4 Urp
Urp is a tangible urban-planning workbench based on the “I/O Bulb” concept originally developed by Dr. John Underkoffler in 1998. The “I/O bulb” creates high resolution, bi-directional light flows. It collects photons from physical surfaces, and uses knowledge about a particular domain, such as urban planning, to interpret the light patterns. It then responds with digitally-controlled light output, which is projected back onto the physical space.
In Urp physical architectural models are placed on a table illuminated with “I/O bulbs” and shadows are cast according to a computer simulation. By adjusting the clock, it is possible to track the shadow movements and sun reflections. In addition, air currents around the buildings are rendered visible and a wind gauge can be used to measure the wind speed at any point. Using “I/O bulbs” to project realtime computer simulations onto physical models makes it possible to understand and directly manipulate digitally rendered urban spaces in a world that is contiguous with one’s own body.
When designing tangible interfaces, it is important to consider which elements should be given physical form and which elements should be rendered as digital images. The key to a successful interface lies in hiding the boundary between the digital and physical worlds. The digital shadows (video projections) cast by the physical models in Urp represent one solution to this problem.
If we were to replace all of the hundreds and thousands of light bulbs in an architectural space with I/O bulbs, what kind of interaction design would be possible? The I/O bulb, as the core concept in this project, has demonstrated the potential for new digital interactions that occur not only on the tabletop, but within architectural space itself.

5 bottles

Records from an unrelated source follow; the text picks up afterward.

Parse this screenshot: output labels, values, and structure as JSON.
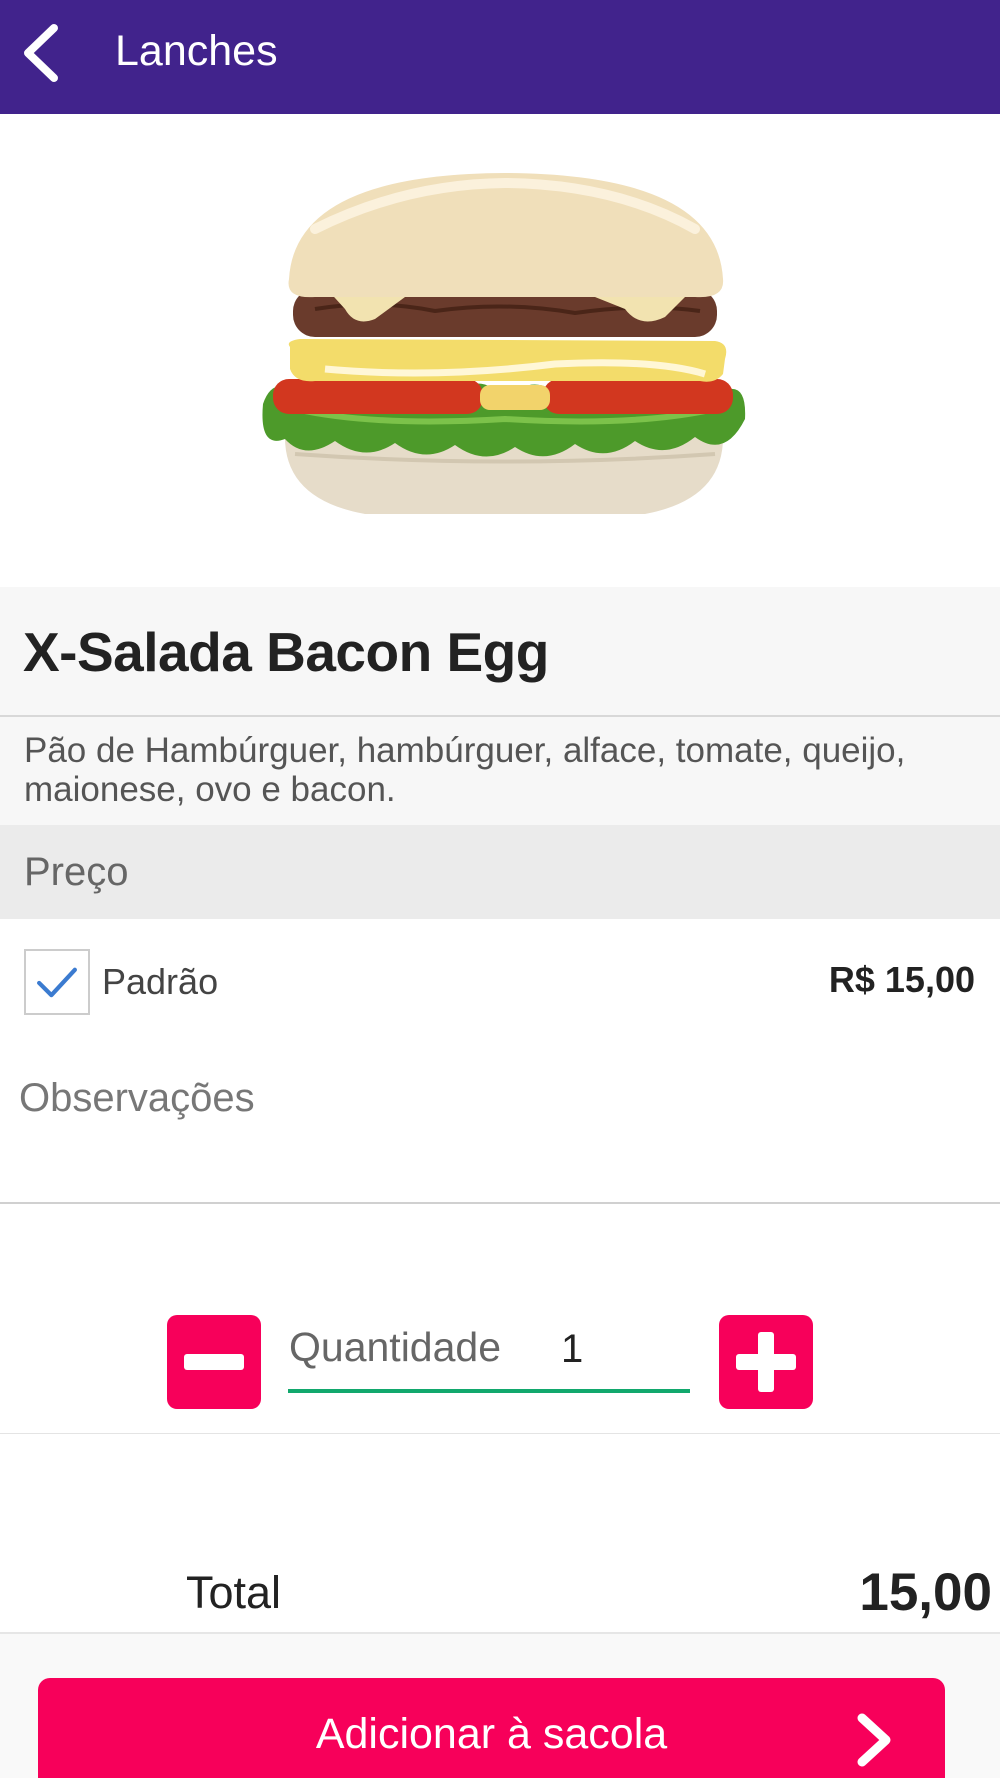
{
  "appbar": {
    "title": "Lanches",
    "back_icon": "chevron-left-icon"
  },
  "product": {
    "name": "X-Salada Bacon Egg",
    "description": "Pão de Hambúrguer, hambúrguer, alface, tomate, queijo, maionese, ovo e bacon."
  },
  "price_section": {
    "header": "Preço",
    "option": {
      "label": "Padrão",
      "price": "R$ 15,00",
      "checked": true
    }
  },
  "notes": {
    "placeholder": "Observações"
  },
  "quantity": {
    "label": "Quantidade",
    "value": "1"
  },
  "total": {
    "label": "Total",
    "value": "15,00"
  },
  "cta": {
    "label": "Adicionar à sacola",
    "icon": "chevron-right-icon"
  },
  "colors": {
    "appbar": "#41238c",
    "accent": "#f7005a",
    "qty_underline": "#12a86d",
    "check": "#3b7bd0"
  }
}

Through the seamless extension of physical affordances and the metaphor of bottles, this project explores interface transparency. Humans have used glass bottles for thousands of years. The basic concept uses glass bottles as both containers and minimalist interfaces to digital information.

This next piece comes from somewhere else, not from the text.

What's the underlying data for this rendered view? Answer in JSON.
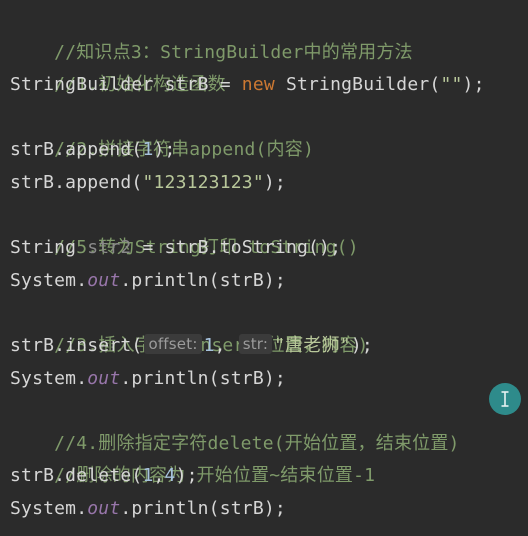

Just as we naturally open and close lids to access bottles’ physical contents, in this project users open and close lids to access digital information. A wide variety of contents (including music, weather reports, and stories) have been developed to test the concept.
The “bottle-as-interface” concept began as a “weather forecast bottle,” which Ishii envisioned as a present for his mother. Upon opening the weather bottle, she would be greeted by the sound of singing birds if the next day’s weather was forecasted to be clear. On the other hand, the sound of rainfall would indicate impending rain. Such an interface would be consistent with her everyday interactions with her familiar, physical environment, such as opening a bottle of soy sauce. She never clicked a mouse or typed a URL in her life, but opened soy sauce bottles thousands of times.
In late 1998, Ishii and Rich Fletcher expanded this idea into “musicBottles” and began the project. They used sensor technology developed by Dr. Joe Paradiso and collaborated with different designers, engineers and artists to create a custom table and bottles with special electromagnetic tags.
Three sets of bottles – each with different content: classical, jazz, and techno music – were designed and built.
In June 2000, this project received the IDEA 2000 Silver Prize (International 2000 Industrial Design Excellence Awards competition).

We also developed custom wireless sensing technology for this project. An antenna coil attached to the underside of the table creates a magnetic field above the table. A custom electronic circuit detects disturbances in this magnetic field that are caused by the placement and opening of tagged bottles. The system then executes musical programs for each bottle (e.g. opening one bottle plays a piano) and controls the patterns of colored LED light projected onto the table.
This project uses a combination of artistic and technological techniques to support emotional interactions that are fundamentally different from conventional, functioncentric interfaces.